_Instructions to follow_: Look at each line of the records and count those with "Exam" in them. Please answer with the count alone.

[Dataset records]
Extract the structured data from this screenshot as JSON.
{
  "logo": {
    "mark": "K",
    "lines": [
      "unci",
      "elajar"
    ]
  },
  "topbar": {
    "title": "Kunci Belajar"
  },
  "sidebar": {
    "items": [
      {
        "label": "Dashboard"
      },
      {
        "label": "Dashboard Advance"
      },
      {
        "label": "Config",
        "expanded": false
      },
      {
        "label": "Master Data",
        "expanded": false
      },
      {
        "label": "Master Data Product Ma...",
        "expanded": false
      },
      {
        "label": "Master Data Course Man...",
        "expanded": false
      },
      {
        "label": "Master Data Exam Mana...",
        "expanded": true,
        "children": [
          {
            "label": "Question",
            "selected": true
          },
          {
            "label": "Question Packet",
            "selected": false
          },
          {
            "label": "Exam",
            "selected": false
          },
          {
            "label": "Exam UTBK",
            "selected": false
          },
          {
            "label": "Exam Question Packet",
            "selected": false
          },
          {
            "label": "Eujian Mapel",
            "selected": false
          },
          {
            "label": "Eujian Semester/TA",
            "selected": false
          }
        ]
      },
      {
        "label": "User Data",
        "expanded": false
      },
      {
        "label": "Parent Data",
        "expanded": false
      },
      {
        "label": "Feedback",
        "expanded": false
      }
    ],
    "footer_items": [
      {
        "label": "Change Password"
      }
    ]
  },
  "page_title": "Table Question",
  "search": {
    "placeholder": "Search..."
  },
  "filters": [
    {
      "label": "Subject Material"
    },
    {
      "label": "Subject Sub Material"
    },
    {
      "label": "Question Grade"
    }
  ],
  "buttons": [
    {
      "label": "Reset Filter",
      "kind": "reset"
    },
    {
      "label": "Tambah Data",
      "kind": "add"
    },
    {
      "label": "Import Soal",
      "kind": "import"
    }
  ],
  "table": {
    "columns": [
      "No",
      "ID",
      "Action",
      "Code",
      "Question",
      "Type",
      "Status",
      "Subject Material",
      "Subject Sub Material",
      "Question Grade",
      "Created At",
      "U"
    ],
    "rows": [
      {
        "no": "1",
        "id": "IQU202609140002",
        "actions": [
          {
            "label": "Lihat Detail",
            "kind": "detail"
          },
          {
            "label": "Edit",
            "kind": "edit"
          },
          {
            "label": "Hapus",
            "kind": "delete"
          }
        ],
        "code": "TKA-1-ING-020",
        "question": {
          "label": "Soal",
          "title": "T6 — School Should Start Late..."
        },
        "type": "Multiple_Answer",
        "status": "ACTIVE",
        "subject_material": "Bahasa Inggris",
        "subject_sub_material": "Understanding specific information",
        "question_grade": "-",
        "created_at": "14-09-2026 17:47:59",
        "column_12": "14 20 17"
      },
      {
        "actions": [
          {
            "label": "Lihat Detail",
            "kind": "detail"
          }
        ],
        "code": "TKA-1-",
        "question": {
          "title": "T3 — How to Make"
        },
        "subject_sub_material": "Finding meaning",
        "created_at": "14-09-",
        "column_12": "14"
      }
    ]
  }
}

_Answer for the task_: 4